With the Paralympics having opened in Tokyo and a large group of Australians representing us, Australia’s swimmers who won 29 medals – including 10 gold – in the pool at the Rio Paralympics are leading the charge in Tokyo.

Ever wondered how athletes for the Paralympics are classified and how it works?

Special Olympics and Paralympics are two separate organizations recognised by the International Olympic Committee (IOC).

They are similar in that they both focus on sport for athletes with a disability and are run by international non-profit organizations.

Apart from that, Special Olympics and the Paralympics differ in three main areas:

  1. The disability categories of the athletes that they work with
  2. The criteria and philosophy under which athletes participate, and
  3. The structure of their respective organisations.

Special Olympics welcomes all athletes with intellectual disabilities, (ages 8 and older) of all ability levels, to train and compete in over 30 Olympic-type sports. To be eligible to participate in Special Olympics, athletes must have an intellectual disability; a cognitive delay, or a development disability, that is, functional limitations in both general learning and adaptive skills. (They may also have a physical disability.)

Paralympics welcomes athletes from six main disability categories: amputee, cerebral palsy, intellectual disability, visually impaired, spinal injuries and Les Autres (French for “the others”, a category that includes conditions that do not fall into the categories mentioned before). To participate in the Paralympic Games, athletes must fulfil certain criteria and meet certain qualifying standards in order to be eligible.

Paralympic Games Classification 

Classification provides a structure for Paralympic competition. Athletes competing in Para sports have an impairment that leads to a competitive disadvantage. So, a system has been put in place to minimise the impact of impairments on sports performance and to ensure the success of an athlete is determined by skill, fitness, power, endurance, tactical ability and mental focus. This system is called classification.

Classification determines who is eligible to compete in a Para sport and it groups the eligible athletes in sport classes according to their activity limitation in a certain sport.

Classification systems differ by sport and are developed by the International Federations (IF) governing the sport. The IF is also responsible to review the system from time to time.

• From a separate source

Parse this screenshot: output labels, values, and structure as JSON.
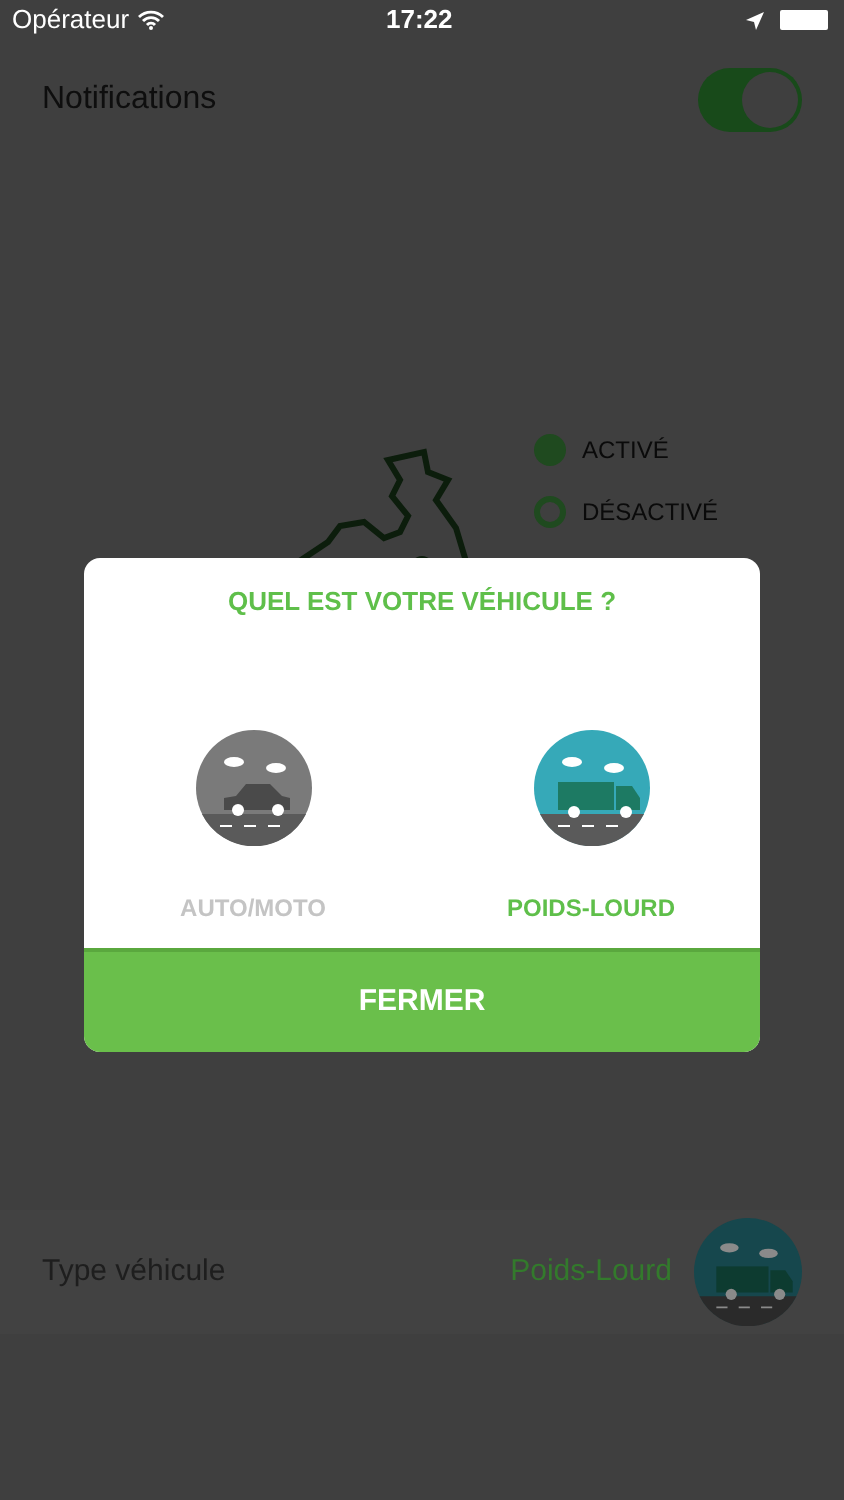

See below the classification system which will be used for the Tokyo 2020 Paralympic Games.

For more details about the classification system, download the following document (41 pages!)

Explanatory Guide To Paralympic Classification (PDF 0.28MB)

Main Image: Paralympics Australia